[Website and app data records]
· · · ·

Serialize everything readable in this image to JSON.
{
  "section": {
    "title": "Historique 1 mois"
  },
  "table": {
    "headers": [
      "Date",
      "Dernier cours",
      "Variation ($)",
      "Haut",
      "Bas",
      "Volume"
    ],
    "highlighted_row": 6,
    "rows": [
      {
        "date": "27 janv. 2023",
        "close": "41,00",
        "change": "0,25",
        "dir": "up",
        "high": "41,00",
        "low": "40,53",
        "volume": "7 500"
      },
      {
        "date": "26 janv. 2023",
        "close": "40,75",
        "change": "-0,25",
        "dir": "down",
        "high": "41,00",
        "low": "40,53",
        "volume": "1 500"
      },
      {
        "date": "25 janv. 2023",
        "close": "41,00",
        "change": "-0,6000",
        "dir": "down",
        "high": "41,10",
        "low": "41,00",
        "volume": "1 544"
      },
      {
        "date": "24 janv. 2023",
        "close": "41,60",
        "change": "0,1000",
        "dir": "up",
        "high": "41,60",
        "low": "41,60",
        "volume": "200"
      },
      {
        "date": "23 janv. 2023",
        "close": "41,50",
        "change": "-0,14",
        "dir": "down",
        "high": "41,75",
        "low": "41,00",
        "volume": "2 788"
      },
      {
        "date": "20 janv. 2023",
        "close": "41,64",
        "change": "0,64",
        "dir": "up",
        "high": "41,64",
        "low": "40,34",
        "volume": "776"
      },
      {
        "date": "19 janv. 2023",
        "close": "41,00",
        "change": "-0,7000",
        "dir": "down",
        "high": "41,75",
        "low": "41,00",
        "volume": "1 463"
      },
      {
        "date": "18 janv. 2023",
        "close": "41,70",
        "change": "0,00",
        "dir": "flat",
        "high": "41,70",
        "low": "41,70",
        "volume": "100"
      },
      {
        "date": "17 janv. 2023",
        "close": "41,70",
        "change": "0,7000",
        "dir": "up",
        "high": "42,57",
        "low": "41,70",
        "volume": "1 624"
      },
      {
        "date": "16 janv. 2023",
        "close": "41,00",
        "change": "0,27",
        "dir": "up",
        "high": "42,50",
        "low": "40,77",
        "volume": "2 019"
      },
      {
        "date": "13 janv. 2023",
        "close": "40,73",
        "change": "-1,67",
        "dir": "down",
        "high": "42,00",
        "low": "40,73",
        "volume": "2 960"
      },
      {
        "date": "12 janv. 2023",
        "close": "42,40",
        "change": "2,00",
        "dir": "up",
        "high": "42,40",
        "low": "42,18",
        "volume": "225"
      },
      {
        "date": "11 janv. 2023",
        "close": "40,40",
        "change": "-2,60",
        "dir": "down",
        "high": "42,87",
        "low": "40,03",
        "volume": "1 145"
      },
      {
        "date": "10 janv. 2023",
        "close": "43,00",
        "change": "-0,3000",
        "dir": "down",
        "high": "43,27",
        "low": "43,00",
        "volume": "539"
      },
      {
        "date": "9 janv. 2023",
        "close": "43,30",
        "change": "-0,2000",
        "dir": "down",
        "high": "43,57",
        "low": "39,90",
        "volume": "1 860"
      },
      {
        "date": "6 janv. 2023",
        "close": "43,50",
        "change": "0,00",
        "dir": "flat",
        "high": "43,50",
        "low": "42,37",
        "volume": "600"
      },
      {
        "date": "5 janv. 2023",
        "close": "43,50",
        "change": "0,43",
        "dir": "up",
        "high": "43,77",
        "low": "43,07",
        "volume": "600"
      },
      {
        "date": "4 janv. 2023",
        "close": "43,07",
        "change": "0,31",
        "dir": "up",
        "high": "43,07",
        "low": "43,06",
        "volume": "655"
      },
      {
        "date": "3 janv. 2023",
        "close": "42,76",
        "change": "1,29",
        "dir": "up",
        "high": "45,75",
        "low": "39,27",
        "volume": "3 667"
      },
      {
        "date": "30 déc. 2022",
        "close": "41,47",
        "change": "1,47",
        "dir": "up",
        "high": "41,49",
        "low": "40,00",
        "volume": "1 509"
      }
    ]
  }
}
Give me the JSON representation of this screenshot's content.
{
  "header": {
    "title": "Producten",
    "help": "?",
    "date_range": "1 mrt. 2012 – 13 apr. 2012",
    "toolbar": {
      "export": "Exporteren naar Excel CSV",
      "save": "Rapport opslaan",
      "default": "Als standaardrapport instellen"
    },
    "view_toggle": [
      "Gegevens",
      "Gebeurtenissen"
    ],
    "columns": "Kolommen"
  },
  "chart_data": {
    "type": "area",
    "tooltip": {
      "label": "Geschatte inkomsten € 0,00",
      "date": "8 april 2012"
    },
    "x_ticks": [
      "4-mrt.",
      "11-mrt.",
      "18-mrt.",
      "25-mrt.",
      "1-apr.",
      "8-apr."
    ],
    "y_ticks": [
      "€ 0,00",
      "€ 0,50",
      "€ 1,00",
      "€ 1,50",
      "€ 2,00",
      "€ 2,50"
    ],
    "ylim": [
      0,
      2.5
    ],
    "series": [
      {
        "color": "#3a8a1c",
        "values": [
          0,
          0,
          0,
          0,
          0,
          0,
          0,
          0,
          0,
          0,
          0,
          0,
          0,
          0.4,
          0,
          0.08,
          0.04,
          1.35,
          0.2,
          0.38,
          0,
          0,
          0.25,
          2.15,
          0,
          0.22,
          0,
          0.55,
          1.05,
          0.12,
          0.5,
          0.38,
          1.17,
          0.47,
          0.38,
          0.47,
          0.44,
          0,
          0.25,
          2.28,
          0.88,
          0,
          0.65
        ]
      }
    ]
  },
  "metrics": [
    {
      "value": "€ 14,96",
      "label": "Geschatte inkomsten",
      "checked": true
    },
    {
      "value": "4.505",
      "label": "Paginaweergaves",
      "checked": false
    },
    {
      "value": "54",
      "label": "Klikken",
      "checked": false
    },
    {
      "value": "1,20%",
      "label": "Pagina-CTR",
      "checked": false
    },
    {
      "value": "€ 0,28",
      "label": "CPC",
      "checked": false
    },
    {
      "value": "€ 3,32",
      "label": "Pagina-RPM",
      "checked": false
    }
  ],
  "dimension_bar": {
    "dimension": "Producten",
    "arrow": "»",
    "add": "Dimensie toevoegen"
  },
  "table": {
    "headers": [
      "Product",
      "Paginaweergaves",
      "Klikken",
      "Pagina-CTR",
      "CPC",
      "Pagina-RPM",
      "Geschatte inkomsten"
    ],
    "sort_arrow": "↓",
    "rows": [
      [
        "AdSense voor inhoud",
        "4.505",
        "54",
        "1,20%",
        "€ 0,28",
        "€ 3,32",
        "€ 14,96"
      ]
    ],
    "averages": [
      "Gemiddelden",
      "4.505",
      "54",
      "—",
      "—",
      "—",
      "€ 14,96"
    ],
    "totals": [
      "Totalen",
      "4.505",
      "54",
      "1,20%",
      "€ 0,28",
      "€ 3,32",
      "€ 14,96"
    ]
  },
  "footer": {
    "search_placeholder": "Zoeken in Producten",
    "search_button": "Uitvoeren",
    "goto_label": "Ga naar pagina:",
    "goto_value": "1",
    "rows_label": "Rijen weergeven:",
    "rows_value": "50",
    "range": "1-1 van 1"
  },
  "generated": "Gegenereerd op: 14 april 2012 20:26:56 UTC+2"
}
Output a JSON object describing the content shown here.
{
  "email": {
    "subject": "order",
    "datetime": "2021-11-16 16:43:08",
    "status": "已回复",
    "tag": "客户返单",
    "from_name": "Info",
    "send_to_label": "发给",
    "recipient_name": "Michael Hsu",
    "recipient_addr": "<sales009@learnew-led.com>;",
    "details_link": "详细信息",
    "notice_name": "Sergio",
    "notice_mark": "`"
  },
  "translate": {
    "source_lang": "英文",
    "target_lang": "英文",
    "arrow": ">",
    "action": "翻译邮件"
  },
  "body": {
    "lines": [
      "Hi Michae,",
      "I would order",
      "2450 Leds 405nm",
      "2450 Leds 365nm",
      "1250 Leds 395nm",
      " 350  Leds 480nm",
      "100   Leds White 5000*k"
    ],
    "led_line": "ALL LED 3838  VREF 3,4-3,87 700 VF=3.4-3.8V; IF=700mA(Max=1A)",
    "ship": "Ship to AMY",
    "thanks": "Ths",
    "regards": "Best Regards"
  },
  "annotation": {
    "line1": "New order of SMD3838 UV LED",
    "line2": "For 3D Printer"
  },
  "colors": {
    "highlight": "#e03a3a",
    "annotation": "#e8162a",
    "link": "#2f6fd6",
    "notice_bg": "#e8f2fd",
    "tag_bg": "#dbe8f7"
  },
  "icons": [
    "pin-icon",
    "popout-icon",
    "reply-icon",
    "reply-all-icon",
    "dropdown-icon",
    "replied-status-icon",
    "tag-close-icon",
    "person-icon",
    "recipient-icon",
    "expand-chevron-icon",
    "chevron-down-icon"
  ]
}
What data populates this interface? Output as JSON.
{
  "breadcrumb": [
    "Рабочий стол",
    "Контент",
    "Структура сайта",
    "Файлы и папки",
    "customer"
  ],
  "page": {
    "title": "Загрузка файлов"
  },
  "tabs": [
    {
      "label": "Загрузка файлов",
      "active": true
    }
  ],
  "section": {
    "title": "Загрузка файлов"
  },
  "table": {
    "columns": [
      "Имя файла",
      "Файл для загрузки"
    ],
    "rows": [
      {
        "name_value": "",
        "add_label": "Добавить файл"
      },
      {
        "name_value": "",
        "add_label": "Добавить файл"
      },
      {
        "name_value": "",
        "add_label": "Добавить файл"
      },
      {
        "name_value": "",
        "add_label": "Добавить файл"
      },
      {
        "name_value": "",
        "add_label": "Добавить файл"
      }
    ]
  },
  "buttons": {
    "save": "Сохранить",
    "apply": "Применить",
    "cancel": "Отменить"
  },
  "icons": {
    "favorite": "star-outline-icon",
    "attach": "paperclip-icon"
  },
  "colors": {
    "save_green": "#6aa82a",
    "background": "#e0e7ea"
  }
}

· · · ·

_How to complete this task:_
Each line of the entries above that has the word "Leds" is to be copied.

_Finished task:_
      "2450 Leds 405nm",
      "2450 Leds 365nm",
      "1250 Leds 395nm",
      " 350  Leds 480nm",
      "100   Leds White 5000*k"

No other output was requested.